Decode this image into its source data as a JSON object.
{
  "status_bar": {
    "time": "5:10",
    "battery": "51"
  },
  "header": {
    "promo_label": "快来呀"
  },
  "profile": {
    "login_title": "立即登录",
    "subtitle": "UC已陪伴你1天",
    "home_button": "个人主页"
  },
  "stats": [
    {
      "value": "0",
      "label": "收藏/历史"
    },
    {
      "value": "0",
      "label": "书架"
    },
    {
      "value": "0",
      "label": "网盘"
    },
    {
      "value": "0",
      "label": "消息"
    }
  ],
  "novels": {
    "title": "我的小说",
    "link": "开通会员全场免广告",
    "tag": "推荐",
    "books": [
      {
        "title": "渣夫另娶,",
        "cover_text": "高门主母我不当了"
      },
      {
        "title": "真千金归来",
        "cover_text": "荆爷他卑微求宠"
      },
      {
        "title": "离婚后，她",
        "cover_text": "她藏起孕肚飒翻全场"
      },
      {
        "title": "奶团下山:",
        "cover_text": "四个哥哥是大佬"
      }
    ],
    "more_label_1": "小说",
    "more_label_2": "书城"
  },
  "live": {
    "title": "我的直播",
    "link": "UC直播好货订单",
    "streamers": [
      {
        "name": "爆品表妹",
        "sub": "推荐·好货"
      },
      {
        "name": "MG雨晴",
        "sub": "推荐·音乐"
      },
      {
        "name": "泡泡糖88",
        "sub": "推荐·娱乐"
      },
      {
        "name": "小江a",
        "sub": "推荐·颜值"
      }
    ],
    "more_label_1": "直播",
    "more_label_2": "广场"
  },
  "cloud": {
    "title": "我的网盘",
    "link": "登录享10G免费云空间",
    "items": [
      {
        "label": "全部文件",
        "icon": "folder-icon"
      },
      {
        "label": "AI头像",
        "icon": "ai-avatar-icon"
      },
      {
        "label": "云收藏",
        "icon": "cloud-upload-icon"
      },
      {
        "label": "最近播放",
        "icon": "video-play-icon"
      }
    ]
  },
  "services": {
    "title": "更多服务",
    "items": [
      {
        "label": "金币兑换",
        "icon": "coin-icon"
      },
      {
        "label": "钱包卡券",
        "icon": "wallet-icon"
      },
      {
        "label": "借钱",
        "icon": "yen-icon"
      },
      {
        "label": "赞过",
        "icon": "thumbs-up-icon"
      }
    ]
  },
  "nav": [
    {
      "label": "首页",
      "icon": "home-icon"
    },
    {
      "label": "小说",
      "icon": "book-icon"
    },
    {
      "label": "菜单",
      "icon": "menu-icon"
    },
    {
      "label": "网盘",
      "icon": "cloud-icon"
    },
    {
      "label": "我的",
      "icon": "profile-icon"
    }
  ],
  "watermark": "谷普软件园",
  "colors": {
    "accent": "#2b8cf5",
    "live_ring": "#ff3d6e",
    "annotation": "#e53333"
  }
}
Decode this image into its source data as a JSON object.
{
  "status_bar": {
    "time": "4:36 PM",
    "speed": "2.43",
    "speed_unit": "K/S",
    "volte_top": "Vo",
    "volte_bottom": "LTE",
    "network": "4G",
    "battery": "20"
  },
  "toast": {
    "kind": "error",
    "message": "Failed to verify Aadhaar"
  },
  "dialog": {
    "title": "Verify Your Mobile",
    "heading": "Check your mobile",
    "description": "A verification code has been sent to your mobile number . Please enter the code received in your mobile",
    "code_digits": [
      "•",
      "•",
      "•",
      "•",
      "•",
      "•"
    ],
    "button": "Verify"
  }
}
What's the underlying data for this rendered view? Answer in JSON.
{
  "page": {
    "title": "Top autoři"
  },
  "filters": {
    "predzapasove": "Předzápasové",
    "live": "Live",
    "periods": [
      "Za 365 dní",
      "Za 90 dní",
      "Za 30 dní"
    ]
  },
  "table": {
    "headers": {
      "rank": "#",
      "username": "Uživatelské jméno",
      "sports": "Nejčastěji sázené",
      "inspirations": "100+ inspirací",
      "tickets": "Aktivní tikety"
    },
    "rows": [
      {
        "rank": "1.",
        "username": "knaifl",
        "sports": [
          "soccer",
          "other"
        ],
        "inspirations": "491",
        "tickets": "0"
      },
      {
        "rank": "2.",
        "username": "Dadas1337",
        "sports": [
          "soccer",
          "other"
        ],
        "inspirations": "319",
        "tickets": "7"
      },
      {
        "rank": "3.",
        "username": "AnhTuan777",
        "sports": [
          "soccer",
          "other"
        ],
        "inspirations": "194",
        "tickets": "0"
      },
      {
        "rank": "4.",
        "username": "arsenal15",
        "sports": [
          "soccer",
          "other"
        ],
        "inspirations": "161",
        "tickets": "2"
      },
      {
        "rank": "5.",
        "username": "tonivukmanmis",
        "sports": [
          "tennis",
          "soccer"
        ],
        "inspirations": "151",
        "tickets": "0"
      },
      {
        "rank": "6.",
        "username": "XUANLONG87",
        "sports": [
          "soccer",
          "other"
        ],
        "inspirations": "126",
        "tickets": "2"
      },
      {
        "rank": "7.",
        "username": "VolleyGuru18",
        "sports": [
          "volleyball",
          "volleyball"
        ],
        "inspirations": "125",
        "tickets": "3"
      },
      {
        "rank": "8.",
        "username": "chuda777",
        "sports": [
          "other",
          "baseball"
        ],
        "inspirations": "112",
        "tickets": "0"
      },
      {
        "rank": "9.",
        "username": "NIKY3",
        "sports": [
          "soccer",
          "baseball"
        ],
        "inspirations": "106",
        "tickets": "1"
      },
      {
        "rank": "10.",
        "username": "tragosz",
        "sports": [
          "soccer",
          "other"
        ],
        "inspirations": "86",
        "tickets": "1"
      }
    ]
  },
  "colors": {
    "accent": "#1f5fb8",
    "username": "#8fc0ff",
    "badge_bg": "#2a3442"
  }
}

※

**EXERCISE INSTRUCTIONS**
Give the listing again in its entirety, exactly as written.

**EXERCISE OUTPUT**
Decode this image into its source data as a JSON object.
{
  "status_bar": {
    "time": "5:10",
    "battery": "51"
  },
  "header": {
    "promo_label": "快来呀"
  },
  "profile": {
    "login_title": "立即登录",
    "subtitle": "UC已陪伴你1天",
    "home_button": "个人主页"
  },
  "stats": [
    {
      "value": "0",
      "label": "收藏/历史"
    },
    {
      "value": "0",
      "label": "书架"
    },
    {
      "value": "0",
      "label": "网盘"
    },
    {
      "value": "0",
      "label": "消息"
    }
  ],
  "novels": {
    "title": "我的小说",
    "link": "开通会员全场免广告",
    "tag": "推荐",
    "books": [
      {
        "title": "渣夫另娶,",
        "cover_text": "高门主母我不当了"
      },
      {
        "title": "真千金归来",
        "cover_text": "荆爷他卑微求宠"
      },
      {
        "title": "离婚后，她",
        "cover_text": "她藏起孕肚飒翻全场"
      },
      {
        "title": "奶团下山:",
        "cover_text": "四个哥哥是大佬"
      }
    ],
    "more_label_1": "小说",
    "more_label_2": "书城"
  },
  "live": {
    "title": "我的直播",
    "link": "UC直播好货订单",
    "streamers": [
      {
        "name": "爆品表妹",
        "sub": "推荐·好货"
      },
      {
        "name": "MG雨晴",
        "sub": "推荐·音乐"
      },
      {
        "name": "泡泡糖88",
        "sub": "推荐·娱乐"
      },
      {
        "name": "小江a",
        "sub": "推荐·颜值"
      }
    ],
    "more_label_1": "直播",
    "more_label_2": "广场"
  },
  "cloud": {
    "title": "我的网盘",
    "link": "登录享10G免费云空间",
    "items": [
      {
        "label": "全部文件",
        "icon": "folder-icon"
      },
      {
        "label": "AI头像",
        "icon": "ai-avatar-icon"
      },
      {
        "label": "云收藏",
        "icon": "cloud-upload-icon"
      },
      {
        "label": "最近播放",
        "icon": "video-play-icon"
      }
    ]
  },
  "services": {
    "title": "更多服务",
    "items": [
      {
        "label": "金币兑换",
        "icon": "coin-icon"
      },
      {
        "label": "钱包卡券",
        "icon": "wallet-icon"
      },
      {
        "label": "借钱",
        "icon": "yen-icon"
      },
      {
        "label": "赞过",
        "icon": "thumbs-up-icon"
      }
    ]
  },
  "nav": [
    {
      "label": "首页",
      "icon": "home-icon"
    },
    {
      "label": "小说",
      "icon": "book-icon"
    },
    {
      "label": "菜单",
      "icon": "menu-icon"
    },
    {
      "label": "网盘",
      "icon": "cloud-icon"
    },
    {
      "label": "我的",
      "icon": "profile-icon"
    }
  ],
  "watermark": "谷普软件园",
  "colors": {
    "accent": "#2b8cf5",
    "live_ring": "#ff3d6e",
    "annotation": "#e53333"
  }
}
Decode this image into its source data as a JSON object.
{
  "status_bar": {
    "time": "4:36 PM",
    "speed": "2.43",
    "speed_unit": "K/S",
    "volte_top": "Vo",
    "volte_bottom": "LTE",
    "network": "4G",
    "battery": "20"
  },
  "toast": {
    "kind": "error",
    "message": "Failed to verify Aadhaar"
  },
  "dialog": {
    "title": "Verify Your Mobile",
    "heading": "Check your mobile",
    "description": "A verification code has been sent to your mobile number . Please enter the code received in your mobile",
    "code_digits": [
      "•",
      "•",
      "•",
      "•",
      "•",
      "•"
    ],
    "button": "Verify"
  }
}
What's the underlying data for this rendered view? Answer in JSON.
{
  "page": {
    "title": "Top autoři"
  },
  "filters": {
    "predzapasove": "Předzápasové",
    "live": "Live",
    "periods": [
      "Za 365 dní",
      "Za 90 dní",
      "Za 30 dní"
    ]
  },
  "table": {
    "headers": {
      "rank": "#",
      "username": "Uživatelské jméno",
      "sports": "Nejčastěji sázené",
      "inspirations": "100+ inspirací",
      "tickets": "Aktivní tikety"
    },
    "rows": [
      {
        "rank": "1.",
        "username": "knaifl",
        "sports": [
          "soccer",
          "other"
        ],
        "inspirations": "491",
        "tickets": "0"
      },
      {
        "rank": "2.",
        "username": "Dadas1337",
        "sports": [
          "soccer",
          "other"
        ],
        "inspirations": "319",
        "tickets": "7"
      },
      {
        "rank": "3.",
        "username": "AnhTuan777",
        "sports": [
          "soccer",
          "other"
        ],
        "inspirations": "194",
        "tickets": "0"
      },
      {
        "rank": "4.",
        "username": "arsenal15",
        "sports": [
          "soccer",
          "other"
        ],
        "inspirations": "161",
        "tickets": "2"
      },
      {
        "rank": "5.",
        "username": "tonivukmanmis",
        "sports": [
          "tennis",
          "soccer"
        ],
        "inspirations": "151",
        "tickets": "0"
      },
      {
        "rank": "6.",
        "username": "XUANLONG87",
        "sports": [
          "soccer",
          "other"
        ],
        "inspirations": "126",
        "tickets": "2"
      },
      {
        "rank": "7.",
        "username": "VolleyGuru18",
        "sports": [
          "volleyball",
          "volleyball"
        ],
        "inspirations": "125",
        "tickets": "3"
      },
      {
        "rank": "8.",
        "username": "chuda777",
        "sports": [
          "other",
          "baseball"
        ],
        "inspirations": "112",
        "tickets": "0"
      },
      {
        "rank": "9.",
        "username": "NIKY3",
        "sports": [
          "soccer",
          "baseball"
        ],
        "inspirations": "106",
        "tickets": "1"
      },
      {
        "rank": "10.",
        "username": "tragosz",
        "sports": [
          "soccer",
          "other"
        ],
        "inspirations": "86",
        "tickets": "1"
      }
    ]
  },
  "colors": {
    "accent": "#1f5fb8",
    "username": "#8fc0ff",
    "badge_bg": "#2a3442"
  }
}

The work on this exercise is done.